“They start these attacks to create wedges. They are trying to start an avalanche to attack all workers and eliminate payroll deduction for public employees.”
“If we can win here at Nissan, you will give a tremendous bolt of confidence to working people all over this country,” Bernie Sanders told the crowd of 5,000. “If you can stand up to a powerful multinational corporation in Canton, Mississippi, workers all over this country will say, ‘We can do it, too.’”
Could Tom Perez or his top lieutenants afford to shave $10 an hour from their own salaries to pay interns? Could its millionaire consultants be taxed a little to make sure interns get paid the minimum wage?” asks Ross Eisenbrey, a senior fellow at the union-funded Economic Policy Institute. “A party that claims to want a higher minimum wage should pay it to every employee—even those it calls interns.”
“We are here to work and make money, and anybody would do the same thing—stop working if you aren’t paid what you are promised,” says the worker. “We plan to stay out for as long as it takes to find a solution.”
Cambiemos de lugar. Bromea Bryce. Paul Ryan puede venir a trabajar en el acero y yo me iré a D. C.
“Let’s trade places,” Bryce quips. “Paul Ryan can come work the iron and I’ll go to D.C.”
“We have supported the pipeline from the beginning and that hasn’t changed,” says Jeff Rowe, president of the 10,000 member-strong Virginia Association of the International Brotherhood of Electrical Workers. “That being said, this election is about a lot more than pipeline.”
Perriello sat down with Payday to discuss how Virginia can move away from, as he puts it, “an economy of extraction to an economy of restoration.”
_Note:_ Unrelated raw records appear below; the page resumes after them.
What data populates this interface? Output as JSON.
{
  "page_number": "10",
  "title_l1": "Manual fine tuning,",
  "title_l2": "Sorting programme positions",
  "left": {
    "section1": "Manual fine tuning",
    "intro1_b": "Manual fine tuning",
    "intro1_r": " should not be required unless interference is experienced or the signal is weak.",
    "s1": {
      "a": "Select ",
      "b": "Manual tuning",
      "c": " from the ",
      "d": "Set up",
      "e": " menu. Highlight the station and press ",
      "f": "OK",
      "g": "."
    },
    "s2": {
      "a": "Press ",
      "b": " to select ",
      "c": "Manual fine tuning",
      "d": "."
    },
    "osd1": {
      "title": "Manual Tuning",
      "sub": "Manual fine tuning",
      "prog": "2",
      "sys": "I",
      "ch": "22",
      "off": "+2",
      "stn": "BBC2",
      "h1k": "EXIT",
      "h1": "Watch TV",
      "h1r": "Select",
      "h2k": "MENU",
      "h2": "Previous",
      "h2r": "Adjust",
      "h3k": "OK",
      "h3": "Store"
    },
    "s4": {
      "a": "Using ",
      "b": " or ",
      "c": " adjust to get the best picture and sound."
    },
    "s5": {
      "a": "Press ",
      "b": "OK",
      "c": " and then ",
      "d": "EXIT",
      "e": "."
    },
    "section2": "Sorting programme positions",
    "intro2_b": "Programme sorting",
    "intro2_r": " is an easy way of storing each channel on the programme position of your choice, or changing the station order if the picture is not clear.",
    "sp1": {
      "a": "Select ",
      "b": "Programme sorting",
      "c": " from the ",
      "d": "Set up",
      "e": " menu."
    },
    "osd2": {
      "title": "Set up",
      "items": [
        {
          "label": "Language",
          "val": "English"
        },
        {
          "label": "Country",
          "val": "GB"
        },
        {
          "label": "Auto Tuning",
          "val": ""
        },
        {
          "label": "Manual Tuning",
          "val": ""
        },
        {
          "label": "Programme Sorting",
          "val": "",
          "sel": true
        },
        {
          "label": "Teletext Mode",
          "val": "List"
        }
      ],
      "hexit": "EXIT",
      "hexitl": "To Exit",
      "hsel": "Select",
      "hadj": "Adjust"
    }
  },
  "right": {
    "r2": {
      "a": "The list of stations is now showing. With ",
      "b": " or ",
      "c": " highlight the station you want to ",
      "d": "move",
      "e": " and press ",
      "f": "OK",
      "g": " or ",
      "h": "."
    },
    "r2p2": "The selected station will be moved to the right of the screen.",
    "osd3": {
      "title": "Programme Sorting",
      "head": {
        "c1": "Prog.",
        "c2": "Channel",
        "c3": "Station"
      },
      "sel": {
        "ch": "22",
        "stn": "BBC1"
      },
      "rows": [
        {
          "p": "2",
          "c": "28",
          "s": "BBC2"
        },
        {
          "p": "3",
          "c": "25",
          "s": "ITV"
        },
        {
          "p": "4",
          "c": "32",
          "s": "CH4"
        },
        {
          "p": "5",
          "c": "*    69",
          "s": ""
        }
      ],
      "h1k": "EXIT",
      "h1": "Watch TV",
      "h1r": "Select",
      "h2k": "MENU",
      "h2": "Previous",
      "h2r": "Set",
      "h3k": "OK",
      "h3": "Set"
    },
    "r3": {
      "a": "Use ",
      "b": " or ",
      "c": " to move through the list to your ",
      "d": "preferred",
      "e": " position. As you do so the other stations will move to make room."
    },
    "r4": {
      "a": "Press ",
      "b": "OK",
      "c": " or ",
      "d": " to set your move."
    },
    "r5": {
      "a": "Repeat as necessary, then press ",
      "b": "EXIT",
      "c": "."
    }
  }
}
Of the cities surveyed—Nashville, Atlanta, Charlotte, Miami, Houston, and Dallas —researchers found that Nashville was the most dangerous city for construction workers.
Despite the intimidation felt by many immigrants, FLOC activists say that community labor organizations like FLOC are going to become even more vital in the Trump era.
“There are a lot of abuses against Latinos and farmworkers,” says Floricel Morales-Cruz, one of the kale workers. “I want people to know that they shouldn’t let growers take advantage of them and that we need to be organized.”
“We can’t find workers this year – it’s been tough,” says Julio Rubio of the Kentucky Horsemen’s Benevolent and Protective Association. “Most of the workers we have at the track won’t even leave to go out at night to buy groceries because they are so scared of being deported.”